EUR/USD has ticked higher in the Monday session. Currently, the pair is trading at 1.1468, up 0.08% on the day. On the release front, it’s a quiet day. German WPI shocked with a decline of 1.2%, its weakest reading since December 2008. Eurozone industrial production fell 1.6%, much worse than the forecast of a 0.3% gain. There are no U.S events on the schedule. On Tuesday, the U.S. releases PPI reports and ECB President Draghi will testify about the ECB Annual Report.
The ongoing global trade war continues to hamper manufacturing sectors across the eurozone. Last week, industrial production in Italy fell by 1.6% in November and in France the drop was 1.3%. The alarming trend continued on Monday, as eurozone industrial production declined 1.6%. Germany, the locomotive of the bloc, is also in trouble, in which industrial production has slipped for three straight months. With the three largest economies in the eurozone showing signs of weakness, conditions may not warrant any rate increases in the foreseeable future. The ECB winded up its stimulus program last month, and had expressed plans to raise rates later this year, but this will require stronger economic conditions in the eurozone.
The euro gained ground late in the week, as the Fed’s dovish turn has reduced enthusiasm for the U.S dollar. The minutes from the Fed’s December meeting, released Wednesday, noted that low inflation levels meant that the Fed could “afford to be patient about further policy firming”. Even more striking, the minutes revealed that at the December meeting, some policymakers opposed a rate hike, arguing that inflation was too low to warrant higher rates. On Thursday, Fed Chair Jerome Powell said he was “very worried” about the massive U.S. debt and reiterated that the Fed would remain patient on monetary policy.
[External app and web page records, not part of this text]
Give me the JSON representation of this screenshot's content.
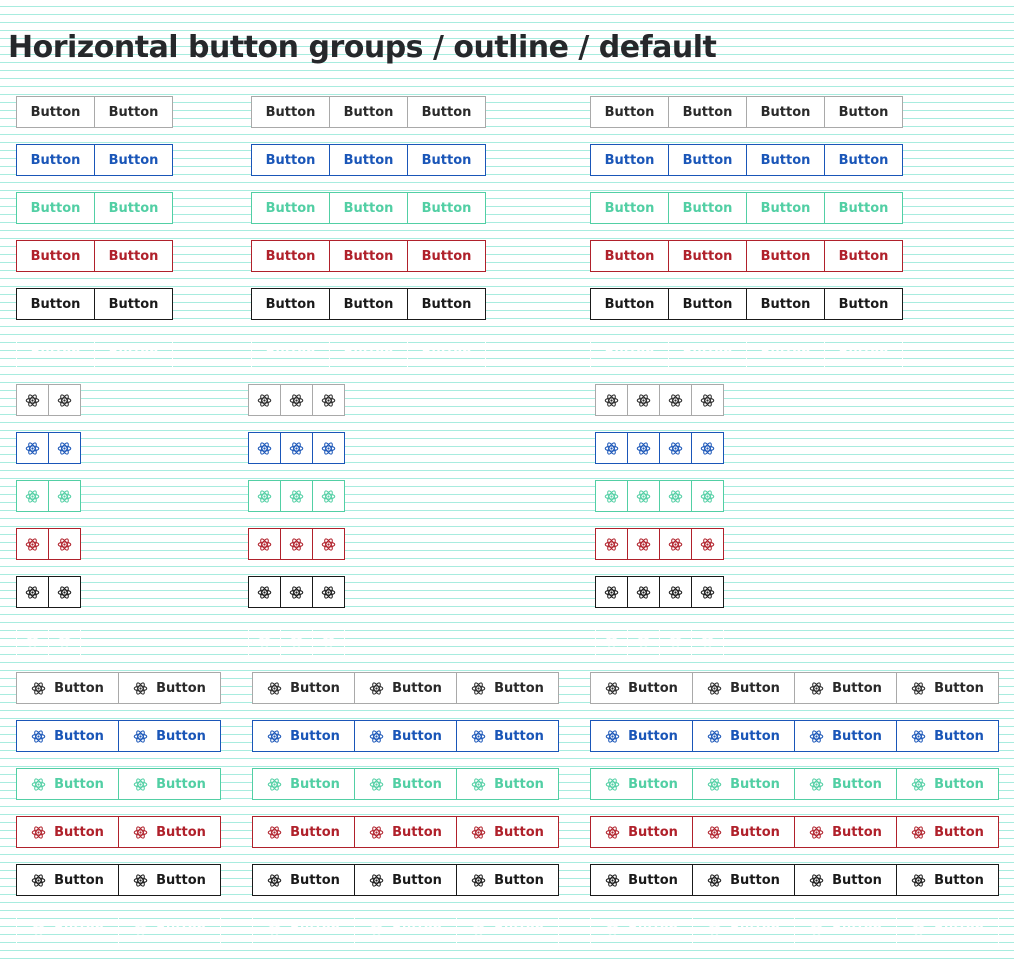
{
  "page": {
    "title": "Horizontal button groups / outline / default"
  },
  "button_label": "Button",
  "icon": "atom-icon",
  "group_sizes": [
    2,
    3,
    4
  ],
  "colors": {
    "gray": "#a9a9a9",
    "blue": "#1a56b8",
    "teal": "#52cfa4",
    "red": "#b0212b",
    "black": "#1a1a1a",
    "white": "#ffffff",
    "grid_line": "#a8ecdf"
  },
  "variants": [
    "gray",
    "blue",
    "teal",
    "red",
    "black",
    "white"
  ],
  "sections": [
    {
      "name": "text-only"
    },
    {
      "name": "icon-only"
    },
    {
      "name": "icon-and-text"
    }
  ]
}
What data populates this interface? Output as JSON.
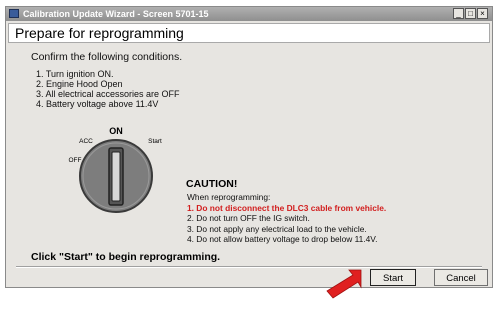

Given that further interest rate hikes would hurt the debt burden of corporate borrowers, Powell’s remarks on the debt could be a sign that the Fed will take a pause on rate hikes in the near future, and perhaps even entertain a rate cut this year. The sharp U-turn on monetary policy by the Fed could continue to weigh on the U.S dollar for the near future.